[Entries from a dataset of interfaces]
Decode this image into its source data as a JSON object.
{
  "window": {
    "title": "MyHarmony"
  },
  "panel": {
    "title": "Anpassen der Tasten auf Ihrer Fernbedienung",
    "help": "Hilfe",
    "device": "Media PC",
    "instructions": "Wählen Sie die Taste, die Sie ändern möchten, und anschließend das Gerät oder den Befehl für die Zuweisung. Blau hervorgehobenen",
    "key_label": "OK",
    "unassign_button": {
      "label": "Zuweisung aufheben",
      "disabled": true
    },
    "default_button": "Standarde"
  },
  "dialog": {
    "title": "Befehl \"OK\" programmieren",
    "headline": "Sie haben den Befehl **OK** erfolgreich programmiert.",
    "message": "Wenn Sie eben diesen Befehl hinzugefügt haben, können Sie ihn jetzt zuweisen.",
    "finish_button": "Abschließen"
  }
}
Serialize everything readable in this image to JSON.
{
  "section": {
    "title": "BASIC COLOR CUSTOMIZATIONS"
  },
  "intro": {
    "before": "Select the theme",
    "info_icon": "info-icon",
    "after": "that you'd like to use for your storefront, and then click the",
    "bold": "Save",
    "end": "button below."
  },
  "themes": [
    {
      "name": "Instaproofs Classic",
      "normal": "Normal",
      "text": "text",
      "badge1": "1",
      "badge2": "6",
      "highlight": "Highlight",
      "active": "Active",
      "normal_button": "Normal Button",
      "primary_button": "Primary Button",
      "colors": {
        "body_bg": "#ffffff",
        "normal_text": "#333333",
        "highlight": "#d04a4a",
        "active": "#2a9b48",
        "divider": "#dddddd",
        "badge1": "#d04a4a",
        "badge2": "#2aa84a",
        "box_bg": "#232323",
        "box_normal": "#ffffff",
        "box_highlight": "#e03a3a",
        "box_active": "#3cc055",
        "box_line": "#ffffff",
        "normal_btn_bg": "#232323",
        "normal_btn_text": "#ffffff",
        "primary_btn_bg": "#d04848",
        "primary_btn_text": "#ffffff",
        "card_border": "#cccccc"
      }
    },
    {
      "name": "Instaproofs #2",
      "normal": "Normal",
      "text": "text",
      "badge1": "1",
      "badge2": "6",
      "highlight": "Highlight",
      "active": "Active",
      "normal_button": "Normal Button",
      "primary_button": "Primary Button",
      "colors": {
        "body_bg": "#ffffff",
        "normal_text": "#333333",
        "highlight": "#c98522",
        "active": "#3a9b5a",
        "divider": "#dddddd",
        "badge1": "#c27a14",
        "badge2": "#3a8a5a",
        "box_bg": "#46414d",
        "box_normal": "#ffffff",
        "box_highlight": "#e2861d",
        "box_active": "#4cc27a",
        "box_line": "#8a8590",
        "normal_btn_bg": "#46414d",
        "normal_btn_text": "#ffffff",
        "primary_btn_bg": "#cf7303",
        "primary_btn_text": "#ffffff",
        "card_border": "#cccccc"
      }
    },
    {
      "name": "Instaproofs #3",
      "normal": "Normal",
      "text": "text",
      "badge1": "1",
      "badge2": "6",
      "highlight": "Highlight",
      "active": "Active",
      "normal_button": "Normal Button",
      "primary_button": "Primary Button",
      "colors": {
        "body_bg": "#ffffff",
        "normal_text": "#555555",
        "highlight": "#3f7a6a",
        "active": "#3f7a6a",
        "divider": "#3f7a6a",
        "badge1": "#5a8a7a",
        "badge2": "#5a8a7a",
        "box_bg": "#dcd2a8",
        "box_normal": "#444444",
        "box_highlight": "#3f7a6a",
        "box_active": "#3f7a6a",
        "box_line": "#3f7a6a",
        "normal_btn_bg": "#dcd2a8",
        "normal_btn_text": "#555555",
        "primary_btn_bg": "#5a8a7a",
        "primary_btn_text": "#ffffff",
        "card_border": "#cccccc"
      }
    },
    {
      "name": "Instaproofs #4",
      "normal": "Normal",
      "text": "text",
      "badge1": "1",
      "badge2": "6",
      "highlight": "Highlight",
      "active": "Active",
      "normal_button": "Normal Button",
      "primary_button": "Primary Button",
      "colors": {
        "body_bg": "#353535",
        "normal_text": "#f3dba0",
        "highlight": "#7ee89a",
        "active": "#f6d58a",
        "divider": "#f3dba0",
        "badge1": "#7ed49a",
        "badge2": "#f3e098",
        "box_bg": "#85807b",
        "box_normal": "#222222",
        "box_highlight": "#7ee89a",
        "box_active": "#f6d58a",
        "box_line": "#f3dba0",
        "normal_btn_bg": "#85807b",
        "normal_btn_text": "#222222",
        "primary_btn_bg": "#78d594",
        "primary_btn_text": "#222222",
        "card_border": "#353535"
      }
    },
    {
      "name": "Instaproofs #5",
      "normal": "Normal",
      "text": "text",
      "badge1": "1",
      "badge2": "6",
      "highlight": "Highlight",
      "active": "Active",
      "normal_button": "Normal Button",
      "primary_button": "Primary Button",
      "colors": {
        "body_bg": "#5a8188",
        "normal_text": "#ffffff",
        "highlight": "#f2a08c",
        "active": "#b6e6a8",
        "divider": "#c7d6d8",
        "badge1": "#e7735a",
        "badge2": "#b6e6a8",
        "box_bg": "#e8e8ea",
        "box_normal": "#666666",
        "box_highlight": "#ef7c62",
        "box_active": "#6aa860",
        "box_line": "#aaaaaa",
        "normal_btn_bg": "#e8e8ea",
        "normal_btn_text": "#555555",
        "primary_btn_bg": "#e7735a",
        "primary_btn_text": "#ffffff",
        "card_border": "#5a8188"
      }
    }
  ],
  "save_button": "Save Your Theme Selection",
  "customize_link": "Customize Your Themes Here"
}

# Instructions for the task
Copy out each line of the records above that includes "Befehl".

# Result for this task
    "instructions": "Wählen Sie die Taste, die Sie ändern möchten, und anschließend das Gerät oder den Befehl für die Zuweisung. Blau hervorgehobenen",
    "title": "Befehl \"OK\" programmieren",
    "headline": "Sie haben den Befehl **OK** erfolgreich programmiert.",
    "message": "Wenn Sie eben diesen Befehl hinzugefügt haben, können Sie ihn jetzt zuweisen.",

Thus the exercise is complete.